The registration for the consortium members to the two-day SFI Offshore Mechatronics annual and final conference is now open. The conference is hosted at UiA, campus Grimstad. The conference is organized over two days, with the first day (June 20.) being closed to consortium members only.

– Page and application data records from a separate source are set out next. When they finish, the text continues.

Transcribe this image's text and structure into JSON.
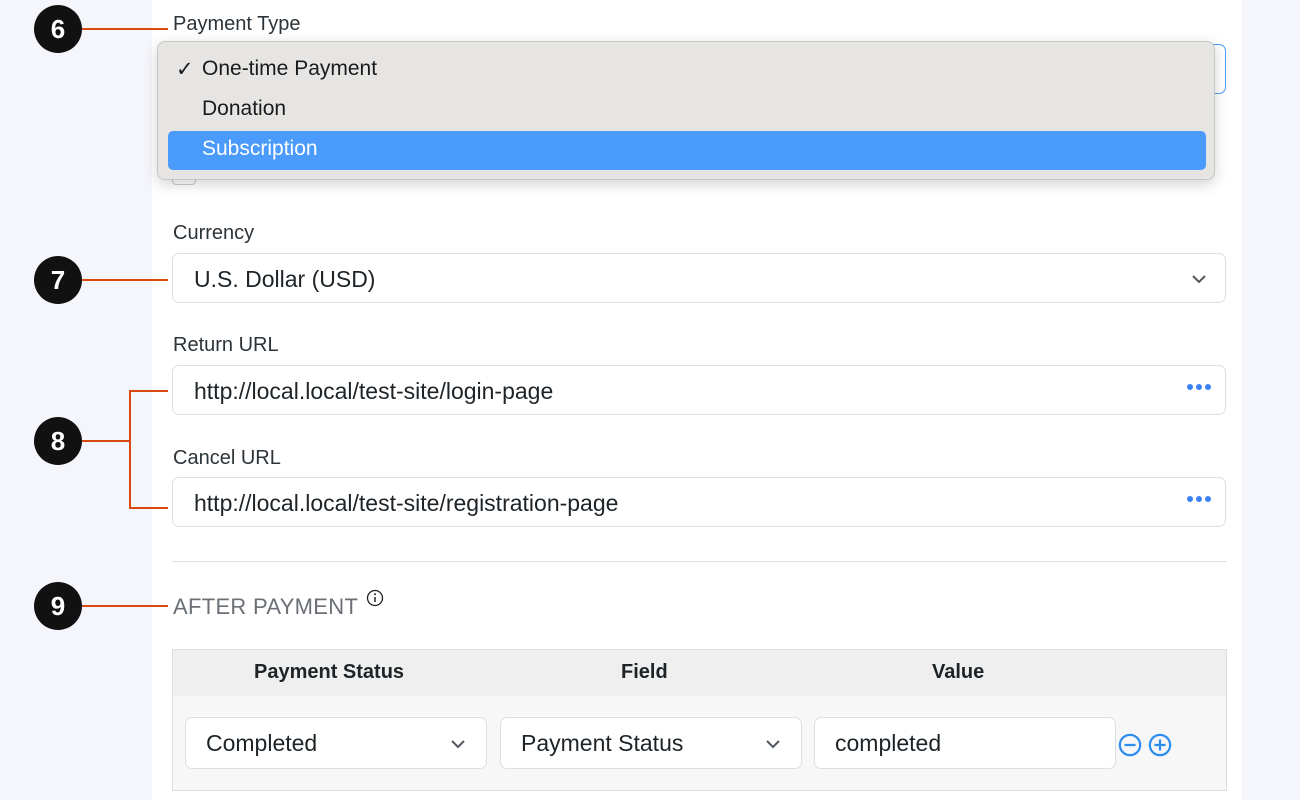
{
  "badges": [
    "6",
    "7",
    "8",
    "9"
  ],
  "payment_type": {
    "label": "Payment Type",
    "options": [
      {
        "label": "One-time Payment",
        "checked": true,
        "highlighted": false
      },
      {
        "label": "Donation",
        "checked": false,
        "highlighted": false
      },
      {
        "label": "Subscription",
        "checked": false,
        "highlighted": true
      }
    ],
    "check_glyph": "✓"
  },
  "currency": {
    "label": "Currency",
    "value": "U.S. Dollar (USD)"
  },
  "return_url": {
    "label": "Return URL",
    "value": "http://local.local/test-site/login-page"
  },
  "cancel_url": {
    "label": "Cancel URL",
    "value": "http://local.local/test-site/registration-page"
  },
  "after_payment": {
    "title": "AFTER PAYMENT",
    "columns": [
      "Payment Status",
      "Field",
      "Value"
    ],
    "row": {
      "status": "Completed",
      "field": "Payment Status",
      "value": "completed"
    }
  },
  "colors": {
    "accent": "#4a9bfb",
    "badge": "#111111",
    "leader_line": "#d9480f"
  }
}
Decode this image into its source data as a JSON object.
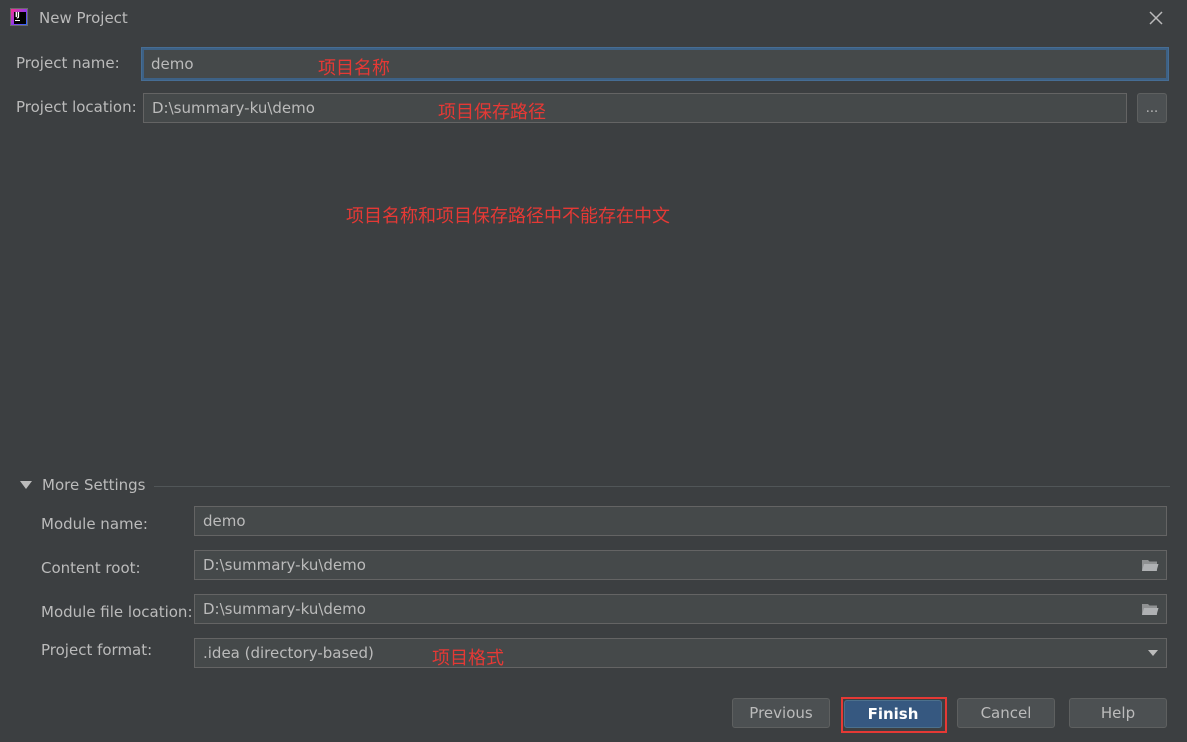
{
  "window": {
    "title": "New Project",
    "icon": "intellij-icon",
    "icon_text": "IJ",
    "close_icon": "close-icon"
  },
  "project": {
    "name_label": "Project name:",
    "name_value": "demo",
    "location_label": "Project location:",
    "location_value": "D:\\summary-ku\\demo",
    "browse_label": "..."
  },
  "annotations": {
    "name_note": "项目名称",
    "location_note": "项目保存路径",
    "warning_note": "项目名称和项目保存路径中不能存在中文",
    "format_note": "项目格式"
  },
  "more_settings": {
    "title": "More Settings",
    "expanded": true,
    "module_name_label": "Module name:",
    "module_name_value": "demo",
    "content_root_label": "Content root:",
    "content_root_value": "D:\\summary-ku\\demo",
    "module_file_label": "Module file location:",
    "module_file_value": "D:\\summary-ku\\demo",
    "format_label": "Project format:",
    "format_value": ".idea (directory-based)"
  },
  "buttons": {
    "previous": "Previous",
    "finish": "Finish",
    "cancel": "Cancel",
    "help": "Help"
  },
  "colors": {
    "background": "#3c3f41",
    "field_bg": "#45494a",
    "primary_button": "#365880",
    "focus_border": "#3d6185",
    "annotation_red": "#e53935"
  }
}
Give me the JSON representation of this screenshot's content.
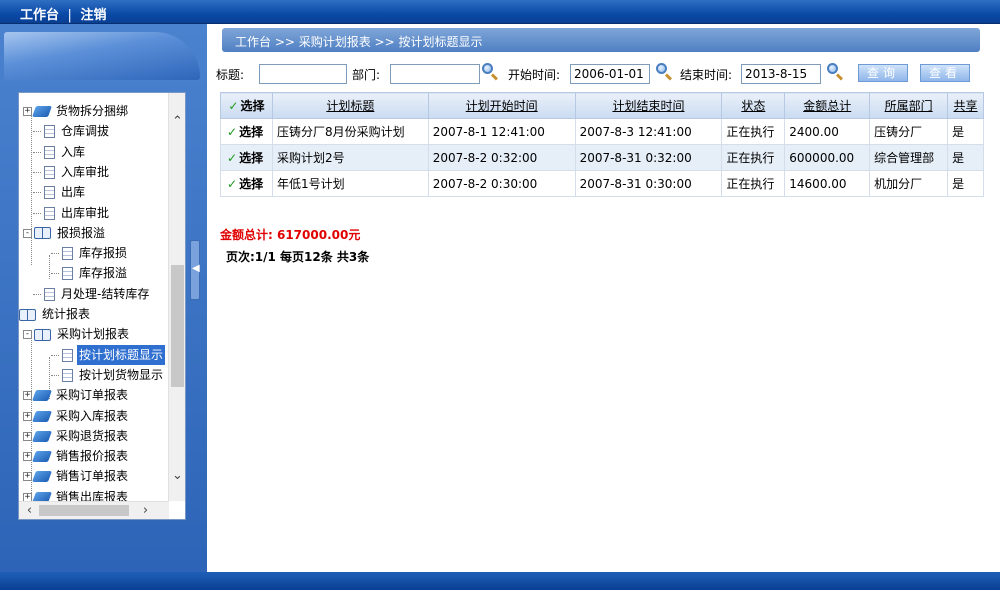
{
  "topbar": {
    "workbench": "工作台",
    "separator": "|",
    "logout": "注销"
  },
  "breadcrumb": "工作台 >> 采购计划报表 >> 按计划标题显示",
  "search": {
    "title_label": "标题:",
    "title_value": "",
    "dept_label": "部门:",
    "dept_value": "",
    "start_label": "开始时间:",
    "start_value": "2006-01-01",
    "end_label": "结束时间:",
    "end_value": "2013-8-15",
    "query_button": "查询",
    "view_button": "查看"
  },
  "tree": {
    "items": [
      {
        "label": "货物拆分捆绑",
        "icon": "book-icon",
        "expander": "+"
      },
      {
        "label": "仓库调拔",
        "icon": "doc-icon"
      },
      {
        "label": "入库",
        "icon": "doc-icon"
      },
      {
        "label": "入库审批",
        "icon": "doc-icon"
      },
      {
        "label": "出库",
        "icon": "doc-icon"
      },
      {
        "label": "出库审批",
        "icon": "doc-icon"
      },
      {
        "label": "报损报溢",
        "icon": "open-book-icon",
        "expander": "-"
      },
      {
        "label": "库存报损",
        "icon": "doc-icon"
      },
      {
        "label": "库存报溢",
        "icon": "doc-icon"
      },
      {
        "label": "月处理-结转库存",
        "icon": "doc-icon"
      },
      {
        "label": "统计报表",
        "icon": "open-book-icon"
      },
      {
        "label": "采购计划报表",
        "icon": "open-book-icon",
        "expander": "-"
      },
      {
        "label": "按计划标题显示",
        "icon": "doc-icon",
        "selected": true
      },
      {
        "label": "按计划货物显示",
        "icon": "doc-icon"
      },
      {
        "label": "采购订单报表",
        "icon": "book-icon",
        "expander": "+"
      },
      {
        "label": "采购入库报表",
        "icon": "book-icon",
        "expander": "+"
      },
      {
        "label": "采购退货报表",
        "icon": "book-icon",
        "expander": "+"
      },
      {
        "label": "销售报价报表",
        "icon": "book-icon",
        "expander": "+"
      },
      {
        "label": "销售订单报表",
        "icon": "book-icon",
        "expander": "+"
      },
      {
        "label": "销售出库报表",
        "icon": "book-icon",
        "expander": "+"
      }
    ]
  },
  "table": {
    "headers": [
      "选择",
      "计划标题",
      "计划开始时间",
      "计划结束时间",
      "状态",
      "金额总计",
      "所属部门",
      "共享"
    ],
    "select_label": "选择",
    "rows": [
      [
        "压铸分厂8月份采购计划",
        "2007-8-1 12:41:00",
        "2007-8-3 12:41:00",
        "正在执行",
        "2400.00",
        "压铸分厂",
        "是"
      ],
      [
        "采购计划2号",
        "2007-8-2 0:32:00",
        "2007-8-31 0:32:00",
        "正在执行",
        "600000.00",
        "综合管理部",
        "是"
      ],
      [
        "年低1号计划",
        "2007-8-2 0:30:00",
        "2007-8-31 0:30:00",
        "正在执行",
        "14600.00",
        "机加分厂",
        "是"
      ]
    ]
  },
  "summary": {
    "total": "金额总计: 617000.00元",
    "pager": "页次:1/1 每页12条 共3条"
  }
}
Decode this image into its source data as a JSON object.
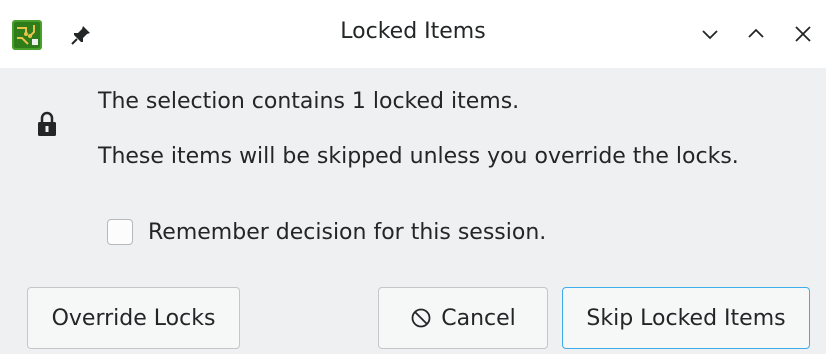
{
  "window": {
    "title": "Locked Items"
  },
  "message": {
    "line1": "The selection contains 1 locked items.",
    "line2": "These items will be skipped unless you override the locks."
  },
  "remember": {
    "label": "Remember decision for this session.",
    "checked": false
  },
  "buttons": {
    "override": "Override Locks",
    "cancel": "Cancel",
    "skip": "Skip Locked Items"
  },
  "colors": {
    "accent": "#3daee9",
    "app_icon_green": "#4a9e2a"
  },
  "icons": {
    "app": "pcb-app-icon",
    "pin": "pin-icon",
    "lock": "lock-icon",
    "cancel": "cancel-icon"
  }
}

Note that this registration form is for the full two-day conference for consortium members only.
Program Tuesday, June 20th
08.30 – 09:00
09:00 – 09:10
Welcome & Introduction
09:10 – 09:40
How SFI Offshore Mechatronics started and lessons learnt Geir Hovland (Former Center Directory) and Rachel F. Syrtveit (Former Administrative Manager)
09:40 – 10:00
WP1.6 Energy Efficient Offshore Hydraulic Systems with focus on linear Actuation: Wei Zhao (UiA)
10:00 – 10:20
WP1.7 Energy Efficient Offshore Hydraulic Systems with focus on rotary Actuation: Thomas Farsakoglou (AAU)
10:20 – 10:40
Poster session / Coffee break
10:40 – 11:00
WP2.6 Real-Time Teleoperation and Model-based Control of Cranes with Loads: Philipp Schubert (RWTH)
11:00 – 11:20
Presentation of new motion platform and knuckle-boom crane test-bench (Daniel Hagen, UiA)
11:20 – 11:40
WP3.7 Coupled dynamics between vessel and crane: Ronny Landsverk (UiA/KD)
11:40 – 12:00
WP3.8 Formal Verification of Autonomous Systems: Yvonne Murray (UiA/Pioneer Robotics)
12:00 – 12:50
12:50 – 13:10
WP 3.9 Sensor fusion for perception, collision avoidance and navigation towards autonomous systems: Jose Amendola (UiA)
13:10 – 13:30
WP5.4 Condition-based lifetime prediction as result of calculated component loads: Mohamed Yousri (RWTH)
13:30 – 13:50
WP6.3 Design of soft-sensors based on novel context-aware data fusion techniques: Kevin Roy (UiA)
13.50 – 14:10
WP6.2 Novel methods for context-aware data reduction of multiple dependent time-series: Emilio Ruiz (UiA)
14:10 – 14:30
WP7.1 The management of digital business model innovation: Marius Kristiansen (UiA)
14.30 – 14.40
14.40 – 15:15
Poster session / Coffee break
Transport to hotel (Scandic) and check-in ( + optional visit to the labs)
The program for the second day is not yet finalized. The schedule in the second day is from 9.00 to 16.15 in time for people traveling by plane from Kjevik (multiple domestic and international flights have departure at 18.15).
We have set the deadline to register to June 2nd, but please register as soon as possible as this will be very helpful in the planning and preparation of the conference.
Rooms are reserved at Scandic Hotel Grimstad. Use reservation code: UNI190623 in your booking (NOK 1330 per night).